As I’m dreaming of my dream school, I’m thinking about how we teach history. We start with us, thinking kids can only understand things by beginning with themselves. We talk about our neighborhoods, our cities. We move out – and it appears that we do so in no particular order – studying history and social studies without any overarching narrative. In North Dakota, in fourth grade we study North Dakota history. In sixth, we jump back and study the middle ages and build castles and forts. What??
That’s not how we engage with story. And kids do want stories – we long for them from the very beginning, toddling over to our parents, board books in sticky hands, demanding Winnie the Pooh and The Three Little Pigs. Kids have an amazing interest in narrative and context. So why not begin history with the beginning? What is better suited for 5 and 6 year olds than the almost cartoon-like images of the ancient Egyptians? What 7 or 8 year old wouldn’t want to dress up in togas and talk about ancient Greek architecture, inventions, and ideas? Instead of teaching these periods out of context and out of order, we could move through the narrative, always tying in new stories to the old, making connections as to why things unfolded as they did, and how one period of history impacts the next.
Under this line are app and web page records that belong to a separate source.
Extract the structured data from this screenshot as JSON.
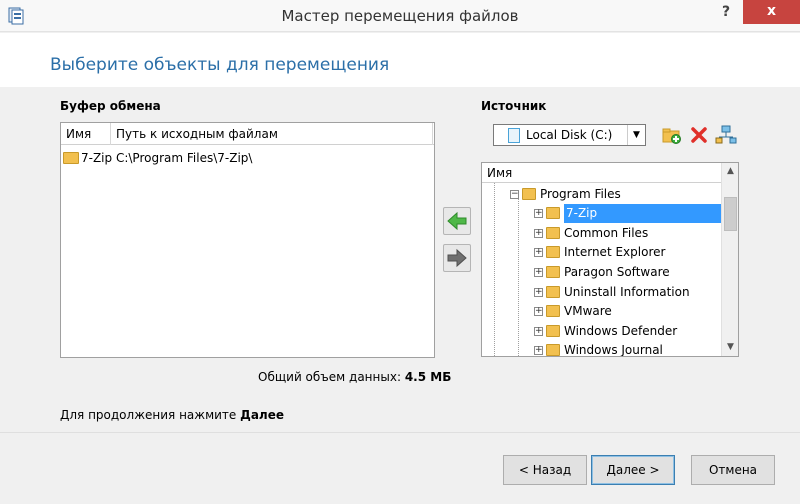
{
  "window": {
    "title": "Мастер перемещения файлов",
    "help": "?",
    "close": "x"
  },
  "heading": "Выберите объекты для перемещения",
  "clipboard": {
    "label": "Буфер обмена",
    "columns": [
      "Имя",
      "Путь к исходным файлам"
    ],
    "rows": [
      {
        "name": "7-Zip",
        "path": "C:\\Program Files\\7-Zip\\"
      }
    ]
  },
  "total": {
    "label": "Общий объем данных:",
    "value": "4.5 МБ"
  },
  "source": {
    "label": "Источник",
    "drive": "Local Disk (C:)",
    "tree_header": "Имя",
    "tree": [
      {
        "label": "Program Files",
        "level": 0,
        "expander": "-"
      },
      {
        "label": "7-Zip",
        "level": 1,
        "expander": "+",
        "selected": true
      },
      {
        "label": "Common Files",
        "level": 1,
        "expander": "+"
      },
      {
        "label": "Internet Explorer",
        "level": 1,
        "expander": "+"
      },
      {
        "label": "Paragon Software",
        "level": 1,
        "expander": "+"
      },
      {
        "label": "Uninstall Information",
        "level": 1,
        "expander": "+"
      },
      {
        "label": "VMware",
        "level": 1,
        "expander": "+"
      },
      {
        "label": "Windows Defender",
        "level": 1,
        "expander": "+"
      },
      {
        "label": "Windows Journal",
        "level": 1,
        "expander": "+"
      }
    ]
  },
  "continue_hint": {
    "text": "Для продолжения нажмите",
    "bold": "Далее"
  },
  "buttons": {
    "back": "< Назад",
    "next": "Далее >",
    "cancel": "Отмена"
  },
  "colors": {
    "heading": "#2b6fa8",
    "selection": "#3399ff",
    "close": "#c7443f"
  }
}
This is not a novel idea, by the way. Take a moment and google “elementary history narrative” and you’ll be flooded with research and discussion on this approach. Here’s a good place to start. I also have personal experience as I’ve enjoyed teaching my own kids with this narrative approach. Instead of social studies and history being a disconnected list of names, dates, and events, history for us is a piece of literature – our human story – that we uncover and explore together. How can we possibly study and understand the American Revolution without the context of Greek philosophy and the ideas of the Renaissance and the European Enlightenment (and all that great and sometimes chaotic stuff in between)? And what better way to learn about monarchies and democracies than to study them as they unfold and develop?
I mention history and social studies as two separate topics, the former being the study of the past, the latter focusing on our present. I’d now like to introduce you to John Hunter, a remarkable public school teacher who lets 4th grade kids explore and solve world problems through creative exploration, negotiation, strategy building, and sometimes warfare. His methods reflect another aspect of education I’d like to see brought back into the schools: hands-on, messy, exploratory learning.
What do you think? How do you want your children to learn our human story?